**EXERCISE PROMPT**
Below are the records. List every line holding the word "JSON".

**DATA PROVIDED**
[Start of Attachment]
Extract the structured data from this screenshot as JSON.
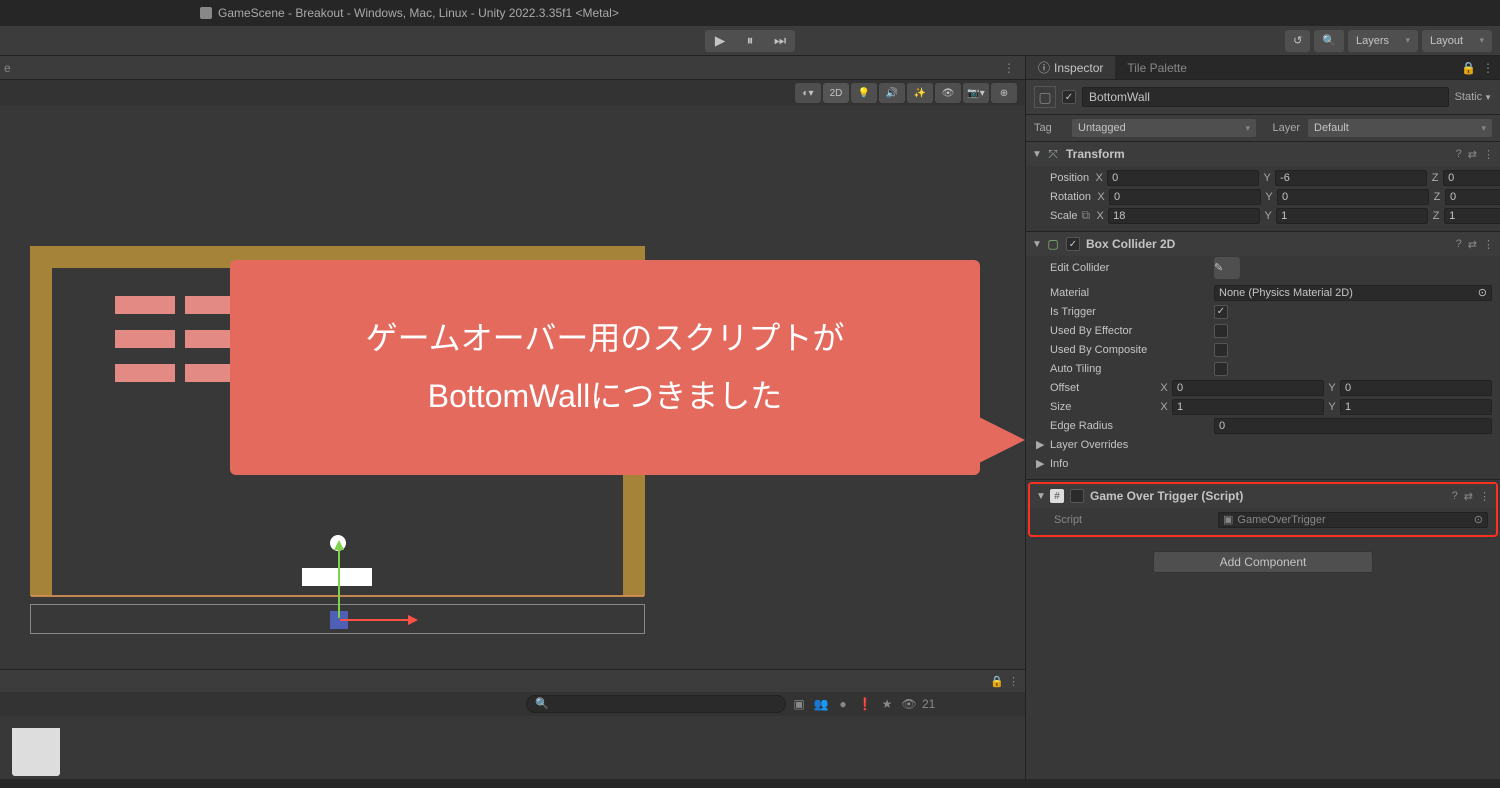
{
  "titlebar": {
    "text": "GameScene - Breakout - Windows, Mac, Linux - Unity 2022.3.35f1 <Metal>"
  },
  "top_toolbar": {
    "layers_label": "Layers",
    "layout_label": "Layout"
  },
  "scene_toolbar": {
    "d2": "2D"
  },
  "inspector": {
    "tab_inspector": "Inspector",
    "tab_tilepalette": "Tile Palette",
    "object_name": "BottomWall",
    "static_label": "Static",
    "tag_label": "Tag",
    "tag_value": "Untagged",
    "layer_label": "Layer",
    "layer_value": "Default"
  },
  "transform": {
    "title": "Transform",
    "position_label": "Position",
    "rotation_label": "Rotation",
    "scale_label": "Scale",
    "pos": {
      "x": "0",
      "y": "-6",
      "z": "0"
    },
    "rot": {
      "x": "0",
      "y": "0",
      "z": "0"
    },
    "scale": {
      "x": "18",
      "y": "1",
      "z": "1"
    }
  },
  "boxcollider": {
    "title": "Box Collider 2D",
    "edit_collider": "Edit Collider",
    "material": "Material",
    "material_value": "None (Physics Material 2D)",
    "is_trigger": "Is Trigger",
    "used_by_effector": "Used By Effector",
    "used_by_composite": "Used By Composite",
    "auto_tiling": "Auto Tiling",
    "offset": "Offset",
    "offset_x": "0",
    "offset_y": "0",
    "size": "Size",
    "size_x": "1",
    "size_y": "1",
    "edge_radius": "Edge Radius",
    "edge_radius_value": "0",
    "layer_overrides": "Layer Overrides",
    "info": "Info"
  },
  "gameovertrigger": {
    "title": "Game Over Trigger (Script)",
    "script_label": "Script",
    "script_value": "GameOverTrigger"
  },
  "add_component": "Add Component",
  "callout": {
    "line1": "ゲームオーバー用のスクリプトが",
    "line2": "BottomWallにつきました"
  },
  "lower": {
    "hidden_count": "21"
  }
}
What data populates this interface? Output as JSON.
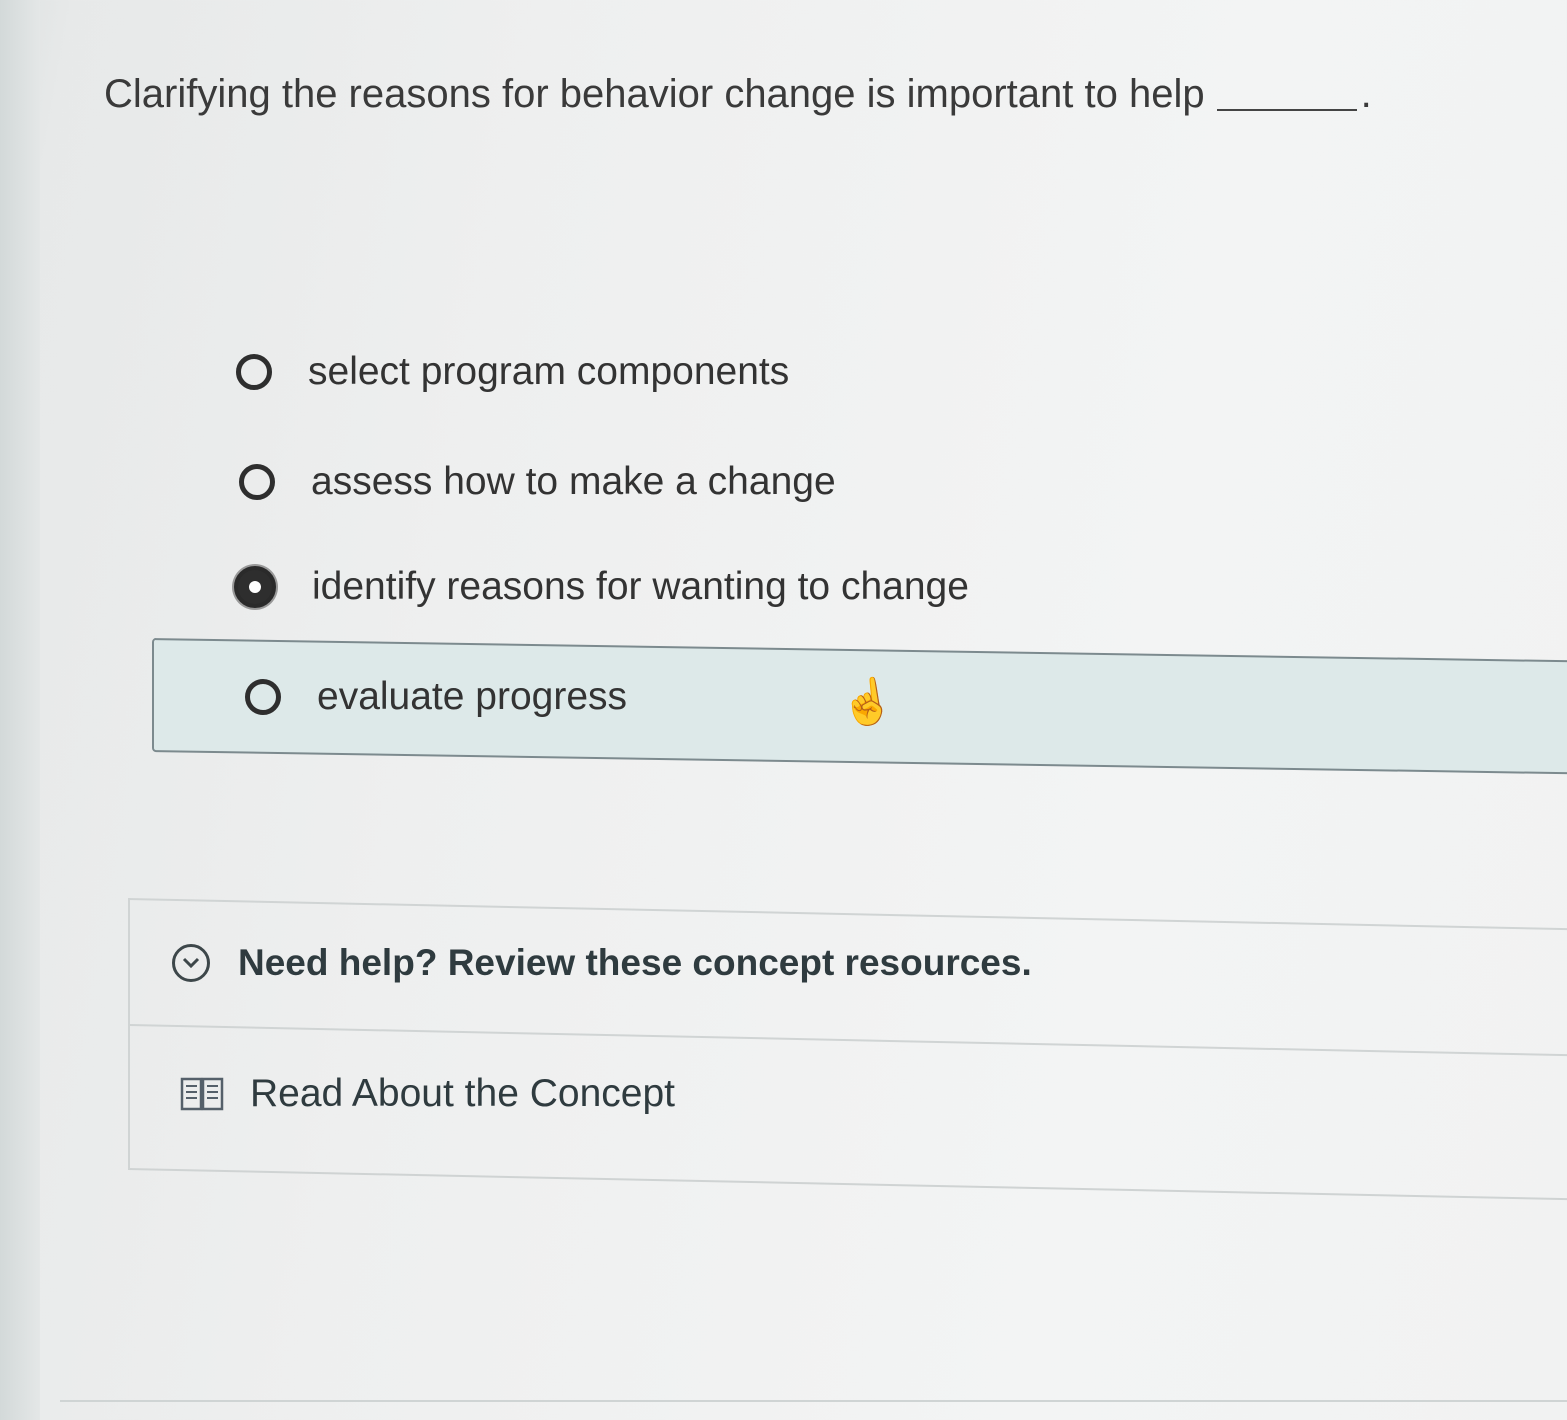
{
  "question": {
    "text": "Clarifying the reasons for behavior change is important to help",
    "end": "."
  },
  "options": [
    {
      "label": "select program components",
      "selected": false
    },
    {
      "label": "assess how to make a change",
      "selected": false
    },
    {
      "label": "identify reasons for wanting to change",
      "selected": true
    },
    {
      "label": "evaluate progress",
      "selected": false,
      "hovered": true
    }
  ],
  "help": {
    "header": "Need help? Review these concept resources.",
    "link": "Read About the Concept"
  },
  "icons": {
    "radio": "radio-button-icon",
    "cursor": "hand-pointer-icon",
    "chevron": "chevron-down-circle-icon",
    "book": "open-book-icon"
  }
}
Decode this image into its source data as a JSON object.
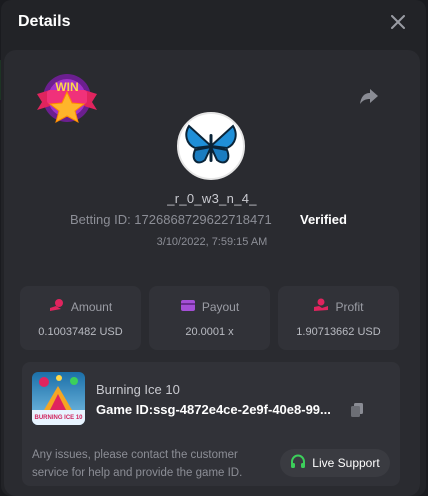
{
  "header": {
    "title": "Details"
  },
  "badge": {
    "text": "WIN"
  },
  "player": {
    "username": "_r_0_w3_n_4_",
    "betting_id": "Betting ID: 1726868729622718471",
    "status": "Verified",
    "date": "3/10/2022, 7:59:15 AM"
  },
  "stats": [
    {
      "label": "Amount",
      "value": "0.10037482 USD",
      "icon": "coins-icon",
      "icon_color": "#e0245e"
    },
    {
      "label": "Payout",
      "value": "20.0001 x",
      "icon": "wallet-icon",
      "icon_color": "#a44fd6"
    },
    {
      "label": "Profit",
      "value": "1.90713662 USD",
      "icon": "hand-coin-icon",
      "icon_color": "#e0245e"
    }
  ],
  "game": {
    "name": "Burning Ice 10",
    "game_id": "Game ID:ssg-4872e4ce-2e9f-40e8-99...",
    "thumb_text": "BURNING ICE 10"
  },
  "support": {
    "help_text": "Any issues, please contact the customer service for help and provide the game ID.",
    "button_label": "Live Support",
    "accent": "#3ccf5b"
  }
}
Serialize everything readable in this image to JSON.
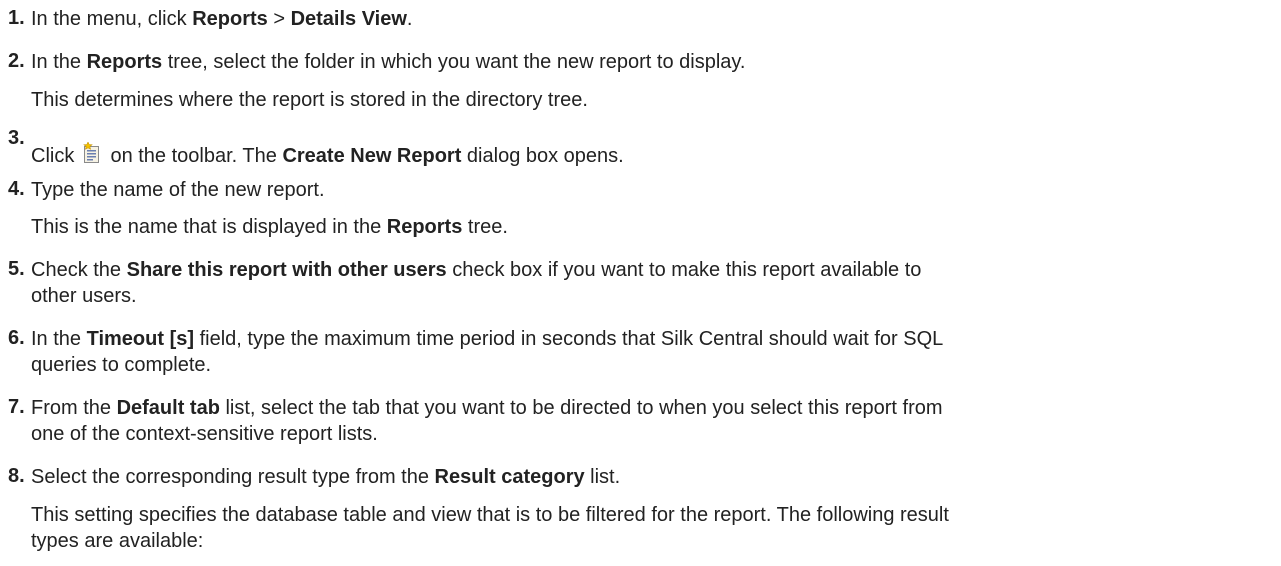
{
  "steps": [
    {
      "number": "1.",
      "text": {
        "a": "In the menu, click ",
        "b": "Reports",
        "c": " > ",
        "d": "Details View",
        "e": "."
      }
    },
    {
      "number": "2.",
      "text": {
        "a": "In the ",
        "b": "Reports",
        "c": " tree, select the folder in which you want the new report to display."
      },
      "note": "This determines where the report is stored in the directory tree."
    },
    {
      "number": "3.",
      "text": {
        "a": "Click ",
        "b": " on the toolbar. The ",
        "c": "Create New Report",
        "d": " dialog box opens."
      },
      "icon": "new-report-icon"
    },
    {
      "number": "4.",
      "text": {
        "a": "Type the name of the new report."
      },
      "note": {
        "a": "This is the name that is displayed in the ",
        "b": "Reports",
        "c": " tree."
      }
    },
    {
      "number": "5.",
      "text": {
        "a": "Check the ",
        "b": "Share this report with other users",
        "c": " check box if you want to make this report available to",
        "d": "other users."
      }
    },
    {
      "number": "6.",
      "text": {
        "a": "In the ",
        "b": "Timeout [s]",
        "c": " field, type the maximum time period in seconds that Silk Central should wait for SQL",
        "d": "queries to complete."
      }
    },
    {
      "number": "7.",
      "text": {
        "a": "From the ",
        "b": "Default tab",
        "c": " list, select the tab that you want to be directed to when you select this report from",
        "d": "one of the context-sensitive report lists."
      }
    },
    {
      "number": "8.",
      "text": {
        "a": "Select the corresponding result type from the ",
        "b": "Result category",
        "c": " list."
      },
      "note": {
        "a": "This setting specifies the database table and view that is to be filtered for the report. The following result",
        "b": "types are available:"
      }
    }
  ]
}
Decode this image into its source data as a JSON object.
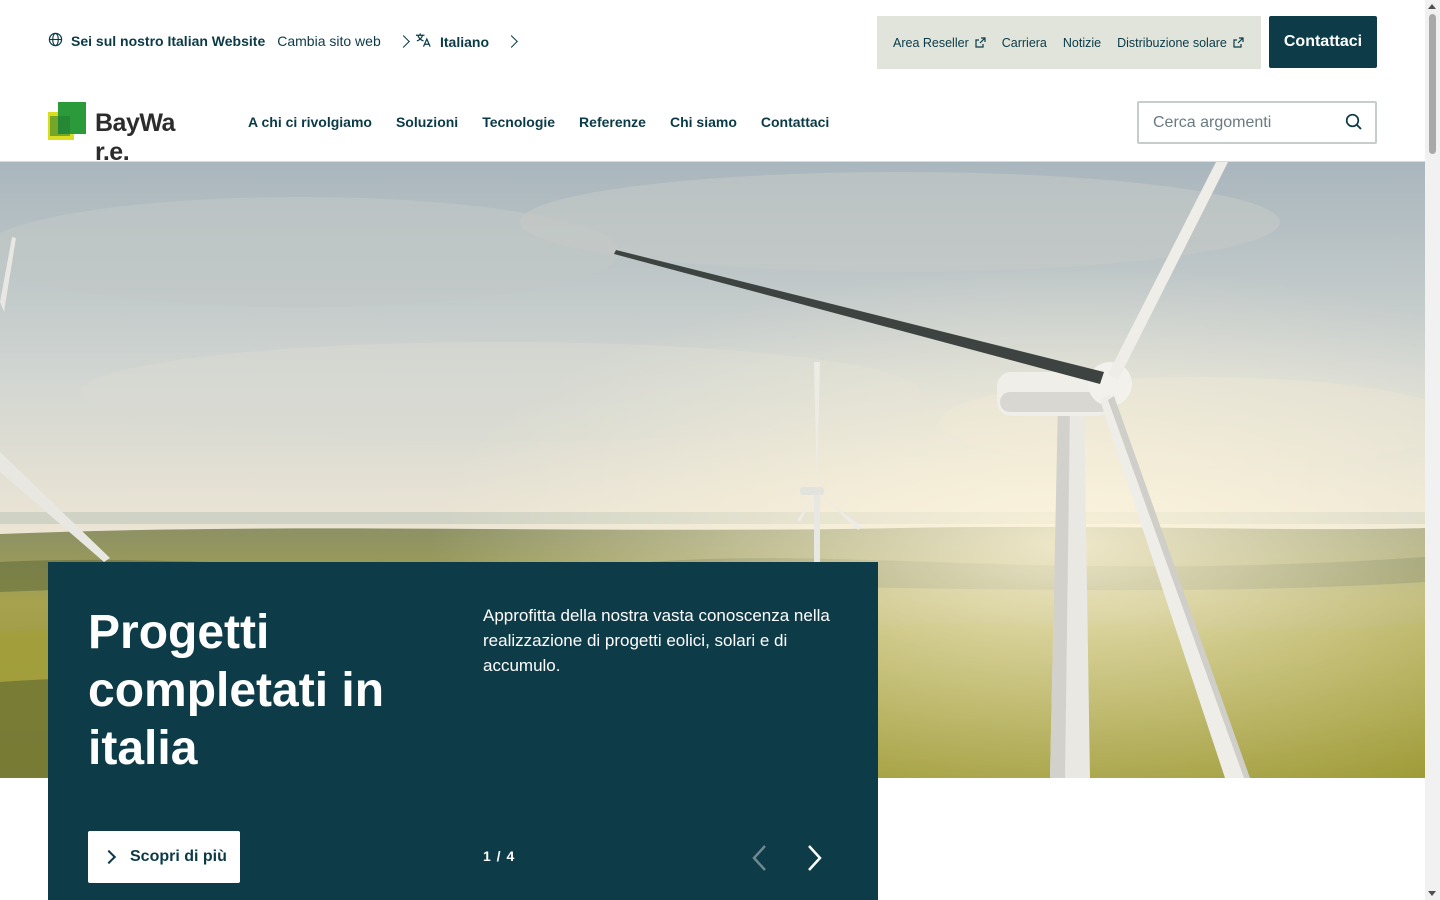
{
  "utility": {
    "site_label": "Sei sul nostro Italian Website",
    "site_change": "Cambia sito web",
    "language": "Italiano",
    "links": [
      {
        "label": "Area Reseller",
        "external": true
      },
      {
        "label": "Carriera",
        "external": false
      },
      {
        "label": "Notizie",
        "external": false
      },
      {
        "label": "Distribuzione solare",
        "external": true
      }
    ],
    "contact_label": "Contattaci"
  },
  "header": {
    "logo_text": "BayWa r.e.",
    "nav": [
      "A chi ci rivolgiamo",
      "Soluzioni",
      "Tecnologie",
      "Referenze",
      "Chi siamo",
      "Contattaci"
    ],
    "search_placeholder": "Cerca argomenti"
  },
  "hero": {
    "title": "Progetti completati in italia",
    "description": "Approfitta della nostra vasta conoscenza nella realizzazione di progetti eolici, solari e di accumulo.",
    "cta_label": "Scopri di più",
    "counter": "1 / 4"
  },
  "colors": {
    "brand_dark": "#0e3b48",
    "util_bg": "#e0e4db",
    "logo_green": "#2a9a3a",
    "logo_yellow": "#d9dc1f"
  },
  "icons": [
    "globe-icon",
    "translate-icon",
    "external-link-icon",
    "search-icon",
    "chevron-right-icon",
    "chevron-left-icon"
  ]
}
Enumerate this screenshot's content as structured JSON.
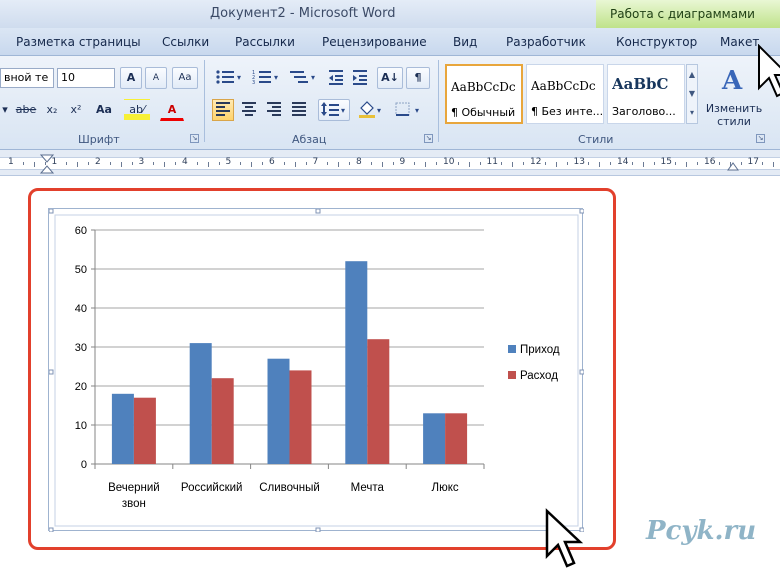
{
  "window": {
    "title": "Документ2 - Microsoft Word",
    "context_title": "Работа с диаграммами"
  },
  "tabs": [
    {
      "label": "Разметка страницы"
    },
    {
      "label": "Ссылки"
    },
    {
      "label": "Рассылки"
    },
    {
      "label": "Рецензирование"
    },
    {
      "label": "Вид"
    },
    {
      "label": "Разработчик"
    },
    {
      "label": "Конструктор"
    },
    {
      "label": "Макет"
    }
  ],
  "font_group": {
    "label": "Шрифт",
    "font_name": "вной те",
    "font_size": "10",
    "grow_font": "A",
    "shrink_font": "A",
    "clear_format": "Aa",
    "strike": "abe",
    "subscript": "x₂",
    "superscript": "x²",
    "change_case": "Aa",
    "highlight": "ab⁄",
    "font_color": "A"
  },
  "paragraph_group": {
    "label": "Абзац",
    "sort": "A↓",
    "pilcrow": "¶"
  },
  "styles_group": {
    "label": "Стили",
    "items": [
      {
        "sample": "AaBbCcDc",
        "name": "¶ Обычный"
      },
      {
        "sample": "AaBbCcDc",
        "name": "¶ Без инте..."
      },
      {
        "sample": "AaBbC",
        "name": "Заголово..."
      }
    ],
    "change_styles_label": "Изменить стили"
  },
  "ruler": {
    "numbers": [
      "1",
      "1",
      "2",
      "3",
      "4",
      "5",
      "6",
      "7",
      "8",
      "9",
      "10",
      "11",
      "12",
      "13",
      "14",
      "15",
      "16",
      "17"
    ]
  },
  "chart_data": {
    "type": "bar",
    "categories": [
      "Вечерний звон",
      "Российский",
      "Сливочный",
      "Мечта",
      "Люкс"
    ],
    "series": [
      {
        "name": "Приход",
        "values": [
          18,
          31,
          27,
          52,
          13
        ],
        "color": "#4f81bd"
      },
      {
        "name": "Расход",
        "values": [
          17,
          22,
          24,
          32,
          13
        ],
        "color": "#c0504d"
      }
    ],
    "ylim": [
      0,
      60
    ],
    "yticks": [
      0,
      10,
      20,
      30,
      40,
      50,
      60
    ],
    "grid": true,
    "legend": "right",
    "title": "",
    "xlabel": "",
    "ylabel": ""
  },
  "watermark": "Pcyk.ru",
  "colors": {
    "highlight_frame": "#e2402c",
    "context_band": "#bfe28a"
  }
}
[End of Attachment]
**FINISHED EXERCISE**
Extract the structured data from this screenshot as JSON.
What data populates this interface? Output as JSON.
Decode this image into its source data as a JSON object.
Serialize everything readable in this image to JSON.
Decode this image into its source data as a JSON object.
Enumerate this screenshot's content as structured JSON.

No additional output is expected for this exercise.